Adam Gertler was one of two runners-up in Season 4 of The Food Network’s “Next Food Network Star,” the same show that launched the white hot career of Guy Fieri. But six or so months later, Gertler has re-emerged with a new show on the network, “Will Work For Food.” The show pits Gertler in temporary places of employment such as fishing for lobster, digging for clams, and making honey from real bees. We had the chance to catch up with Gertler, who hails from Philadelphia, to talk about his show and more….

Premium Hollywood: Has there been a moment or moments on “Will Work For Food” where you were legitimately scared, like with the bees? And how disgusting was it to eat that giant clam raw?

Adam Gertler: Legitimately scared – hmm…I thought I was going to slide off the oyster boat because there was no railing, the boat was rocking, and it was slippery and wet from the snow. I was also a little concerned when digging the wine cave because I thought the cave was going to collapse on me before we applied the shotcrete (concrete fired out of a cannon) to finish it. The chainsaw I used when carving the ice sculptors had me worrying about possibly cutting off an ear. Considering I have no idea how to use a chain saw for its true purpose, using it for ice sculpting just seemed nuts. The clam was definitely disgusting in both texture and taste. And if I had the chance to do it again…yeah, I would.
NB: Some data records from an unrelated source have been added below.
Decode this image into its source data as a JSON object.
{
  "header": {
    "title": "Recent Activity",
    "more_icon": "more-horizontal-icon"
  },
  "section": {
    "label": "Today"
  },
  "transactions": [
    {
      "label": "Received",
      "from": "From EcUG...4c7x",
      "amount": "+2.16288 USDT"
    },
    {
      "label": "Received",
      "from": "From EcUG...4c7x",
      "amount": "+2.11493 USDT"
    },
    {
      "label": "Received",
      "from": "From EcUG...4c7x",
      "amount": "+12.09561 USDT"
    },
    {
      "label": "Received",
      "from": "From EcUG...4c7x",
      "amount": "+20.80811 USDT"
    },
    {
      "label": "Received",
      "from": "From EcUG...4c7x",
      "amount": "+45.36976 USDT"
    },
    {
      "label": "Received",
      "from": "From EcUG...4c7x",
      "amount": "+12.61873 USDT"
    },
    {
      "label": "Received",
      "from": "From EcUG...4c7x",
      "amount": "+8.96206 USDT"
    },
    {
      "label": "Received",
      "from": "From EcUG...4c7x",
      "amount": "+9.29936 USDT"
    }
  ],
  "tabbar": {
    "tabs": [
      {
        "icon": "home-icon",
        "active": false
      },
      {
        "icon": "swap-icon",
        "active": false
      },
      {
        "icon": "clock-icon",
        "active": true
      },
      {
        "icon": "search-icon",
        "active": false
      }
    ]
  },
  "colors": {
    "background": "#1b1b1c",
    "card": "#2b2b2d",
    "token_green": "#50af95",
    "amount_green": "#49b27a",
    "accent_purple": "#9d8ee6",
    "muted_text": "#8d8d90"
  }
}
PH: Do you come up with the ideas for the show, or do the producers?

AG: The segments are a collaborative effort with the “Will Work for Food team.” We do research and find great ideas for segments, then make them happen – it’s a team effort.

PH: Is there a job out there you absolutely would not do for food?

AG: There is nothing I won’t try at least once. I figure if it doesn’t put my life in danger, I can only grow from the experience.

PH: What is your dream job of working for food?

AG: I would love to go to Italy and learn how to make different kinds of salumi and cured meats as well as cheeses. Those are some of my favorite foods, and I would love to learn from the pros to see how they are made.

PH: How soon after “Food Network Star” ended did someone contact you about this show? What were you doing at the time?

AG: Several months after the show I was approached by Food Network with this amazing opportunity. I was still working at Amada Restaurant in Philadelphia as a server.

PH: Would you have preferred to have your own cooking show, or this show? (if you feel it’s not politically correct, you don’t have to answer this)

AG: “Will Work for Food” brings together my love for food and my passion for acting and improv. I also love being able to travel around and meet people while on location.

PH: Who are some of the other Food Network personalities you look up to and have respect for?

AG: Tyler Florence has classic recipes with good techniques and makes food really approachable for the home cook. Alton Brown has the most informative show on the network, and he does it with a great sense of humor and amazing knowledge. Mario Batali is the consummate professional, and all his restaurants are amazing. Lastly, I have to say — Bob Tuschman (laughs), he gave me a job and I love him for it – it shows wisdom beyond his years!

PH: Who rules Philly? The Eagles or Phillies? And who has the best cheesesteak?

AG: Right now, it’s definitely the Phillies. Any other time, I would say the Eagles but as of now they own the town. In Utley, we trust. Tony Luke’s (or Oregon Ave. in South Philly) has the best cheese steaks, definitely best Liscio’s rolls. Even better is their chicken cutlet with broccoli rabe and provolone.

“Will Work For Food” airs on Monday evenings at 9:30/8:30 central on The Food Network.